Disabled 63 year-old pensioner, Iris Kerr – a member of Tarbert and Skipness Community Council and District Commissioner for Girl Guides [and therefore a known member of the local underworld?] – was, as usual, selling raffle tickets for local charity in the Tarbert Co-op.
Councillor McAlpine did not report her to Police Scotland for any dishonesty but for a failure to use the raffle tickets required by Argyll and Bute Council, printed with the promoter’s name.
Since this appeared in the national press , we have had a series of phone calls and emails from concerned community organisations, including community councils, across Argyll who are now waiting for a knock on the door.
Very many community and church organisations run associated raffles as part of local fund raising events – and most of them traditionally use cloakroom tickets without a thought – because they are easily available and cheap – and the operation is entirely above board.
Everyone who goes regularly to local community events knows the form. There is almost always a raffle. It contributes modest amounts but they accumulate over a year to a few hundreds of pounds which help to pay for the overheads of the events and contribute a bit more to other community events and church funds.
Prizes are routinely recycled – making winning one a lit like the experience of catch-and-release carp fishermen: ‘Oh look, it’s old Hector again’.
This is part of the normal texture of rural community life and while ‘the rules’ may require such organisations to pay to print specific promotional tickets – in the context of these small local events, a blind eye was always the appropriate stance.
Councillor McAlpine is usually an amiable chap and common-sensical chap. He must have been having a bad day and taken what is popularly called ‘the head staggers’- but he has given bad days to a lot of communities as well as to poor Iris Kerr.
We’re not asking him why he did what he did because any attempt to dig in and defend it can only make the situation worse.

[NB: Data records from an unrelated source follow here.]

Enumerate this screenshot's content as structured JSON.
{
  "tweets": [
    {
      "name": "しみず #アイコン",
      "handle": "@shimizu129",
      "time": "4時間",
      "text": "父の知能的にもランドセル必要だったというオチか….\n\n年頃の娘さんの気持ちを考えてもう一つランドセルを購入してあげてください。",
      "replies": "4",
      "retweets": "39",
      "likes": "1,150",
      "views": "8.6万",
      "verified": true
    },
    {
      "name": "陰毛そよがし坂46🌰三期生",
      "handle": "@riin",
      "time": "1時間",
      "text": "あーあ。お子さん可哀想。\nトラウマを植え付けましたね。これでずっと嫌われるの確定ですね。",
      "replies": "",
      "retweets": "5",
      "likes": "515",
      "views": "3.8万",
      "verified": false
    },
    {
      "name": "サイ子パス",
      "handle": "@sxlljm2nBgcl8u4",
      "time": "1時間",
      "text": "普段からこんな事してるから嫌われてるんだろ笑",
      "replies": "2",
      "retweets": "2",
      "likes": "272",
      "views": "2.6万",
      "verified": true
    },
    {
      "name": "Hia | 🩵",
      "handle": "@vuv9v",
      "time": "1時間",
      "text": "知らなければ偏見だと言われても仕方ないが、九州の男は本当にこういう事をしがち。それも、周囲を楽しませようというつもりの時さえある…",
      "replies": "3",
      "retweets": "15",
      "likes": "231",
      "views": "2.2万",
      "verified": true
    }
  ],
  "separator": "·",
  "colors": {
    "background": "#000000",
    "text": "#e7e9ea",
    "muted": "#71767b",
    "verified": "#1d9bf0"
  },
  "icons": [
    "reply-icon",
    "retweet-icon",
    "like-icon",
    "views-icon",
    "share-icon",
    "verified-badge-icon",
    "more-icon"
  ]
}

Where do community events – and we’re talking little weekly get togethers here, not just annual galas, go from here with their raffles?